* Exercise aim: Please copy each line from the entries that contains the string "perfil".

•••••

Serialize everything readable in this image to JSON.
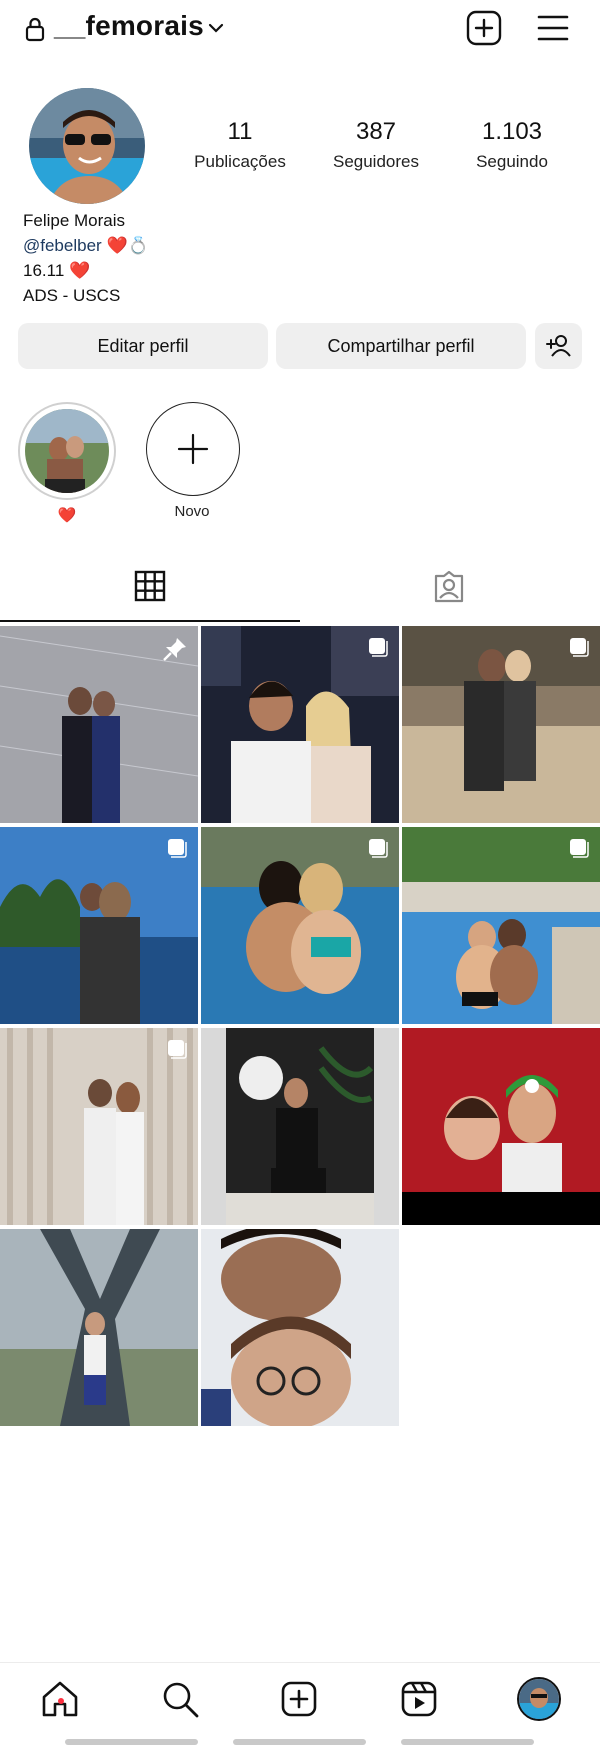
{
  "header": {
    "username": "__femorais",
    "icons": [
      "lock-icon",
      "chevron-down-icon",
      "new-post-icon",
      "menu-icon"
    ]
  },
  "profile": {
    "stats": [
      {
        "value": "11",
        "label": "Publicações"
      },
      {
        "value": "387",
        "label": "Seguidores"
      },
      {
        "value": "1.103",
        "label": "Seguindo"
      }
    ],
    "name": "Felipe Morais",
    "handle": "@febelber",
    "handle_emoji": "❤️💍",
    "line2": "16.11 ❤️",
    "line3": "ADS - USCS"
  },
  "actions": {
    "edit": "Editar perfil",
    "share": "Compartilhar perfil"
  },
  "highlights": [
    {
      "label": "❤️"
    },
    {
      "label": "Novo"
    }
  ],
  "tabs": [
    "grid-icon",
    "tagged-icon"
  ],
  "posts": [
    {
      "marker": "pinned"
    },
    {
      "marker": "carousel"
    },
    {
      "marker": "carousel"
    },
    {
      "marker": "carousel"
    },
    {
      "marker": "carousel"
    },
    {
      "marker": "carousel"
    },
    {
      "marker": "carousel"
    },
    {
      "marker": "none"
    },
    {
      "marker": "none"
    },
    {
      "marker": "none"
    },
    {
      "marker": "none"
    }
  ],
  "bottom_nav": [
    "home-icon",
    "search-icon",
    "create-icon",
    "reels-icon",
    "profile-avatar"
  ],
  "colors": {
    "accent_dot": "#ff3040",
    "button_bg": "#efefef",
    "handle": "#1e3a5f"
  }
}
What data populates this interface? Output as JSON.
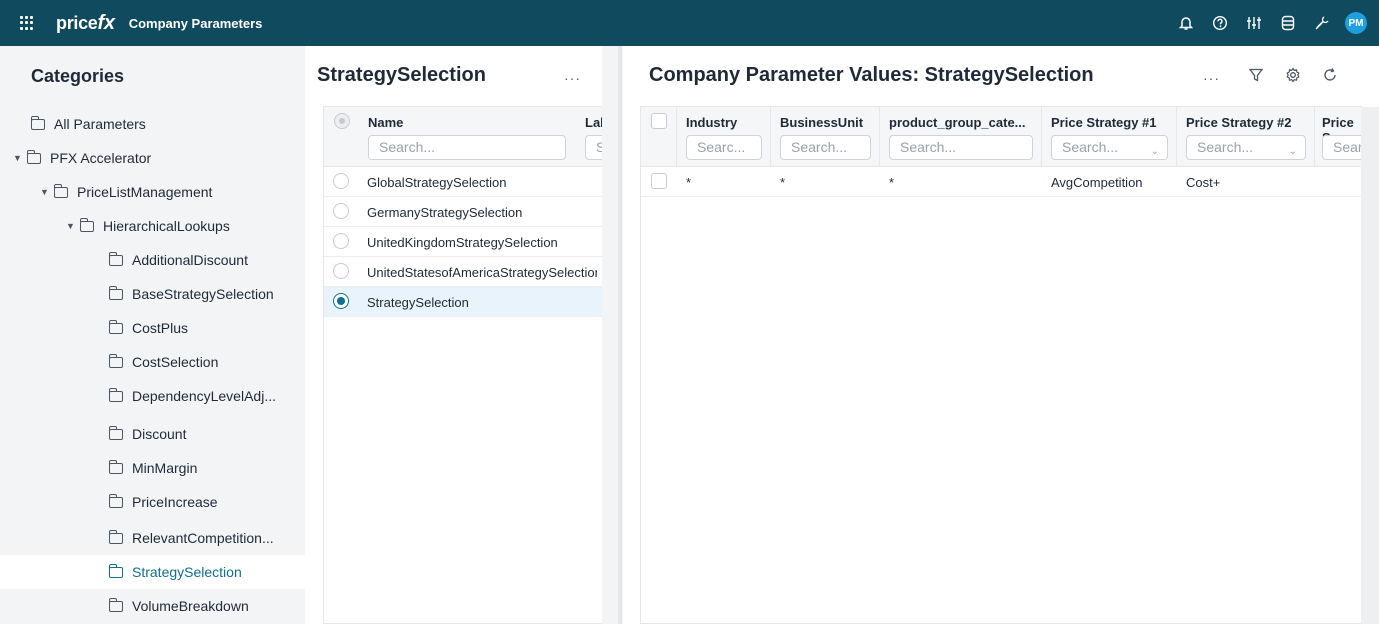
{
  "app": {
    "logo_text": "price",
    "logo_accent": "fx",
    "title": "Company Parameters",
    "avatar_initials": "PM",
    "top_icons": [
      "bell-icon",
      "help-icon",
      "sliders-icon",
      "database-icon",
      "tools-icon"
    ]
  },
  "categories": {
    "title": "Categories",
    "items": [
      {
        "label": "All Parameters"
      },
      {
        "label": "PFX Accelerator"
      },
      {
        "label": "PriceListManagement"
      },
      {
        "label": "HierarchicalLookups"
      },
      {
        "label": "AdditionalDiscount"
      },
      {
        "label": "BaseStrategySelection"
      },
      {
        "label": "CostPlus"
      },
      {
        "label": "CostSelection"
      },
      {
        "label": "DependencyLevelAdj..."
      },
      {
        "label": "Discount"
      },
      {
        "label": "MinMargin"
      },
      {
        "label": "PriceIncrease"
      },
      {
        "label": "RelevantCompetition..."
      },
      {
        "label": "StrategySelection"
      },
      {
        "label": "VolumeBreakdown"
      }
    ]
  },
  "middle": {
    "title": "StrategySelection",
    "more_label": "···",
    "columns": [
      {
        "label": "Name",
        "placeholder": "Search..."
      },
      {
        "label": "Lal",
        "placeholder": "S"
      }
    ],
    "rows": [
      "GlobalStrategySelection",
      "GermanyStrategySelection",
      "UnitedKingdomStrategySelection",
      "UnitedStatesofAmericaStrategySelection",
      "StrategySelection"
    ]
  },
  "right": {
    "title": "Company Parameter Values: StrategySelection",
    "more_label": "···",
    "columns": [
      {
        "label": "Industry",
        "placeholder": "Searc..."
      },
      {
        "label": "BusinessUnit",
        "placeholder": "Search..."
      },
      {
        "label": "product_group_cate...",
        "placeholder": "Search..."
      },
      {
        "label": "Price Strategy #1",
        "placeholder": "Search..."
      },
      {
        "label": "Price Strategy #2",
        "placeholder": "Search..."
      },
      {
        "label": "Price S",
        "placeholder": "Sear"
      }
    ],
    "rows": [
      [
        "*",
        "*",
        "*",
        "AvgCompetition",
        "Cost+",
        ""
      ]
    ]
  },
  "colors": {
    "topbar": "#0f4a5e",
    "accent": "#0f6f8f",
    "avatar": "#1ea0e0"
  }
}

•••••

* Solution to this exercise:
    "edit": "Editar perfil",
    "share": "Compartilhar perfil"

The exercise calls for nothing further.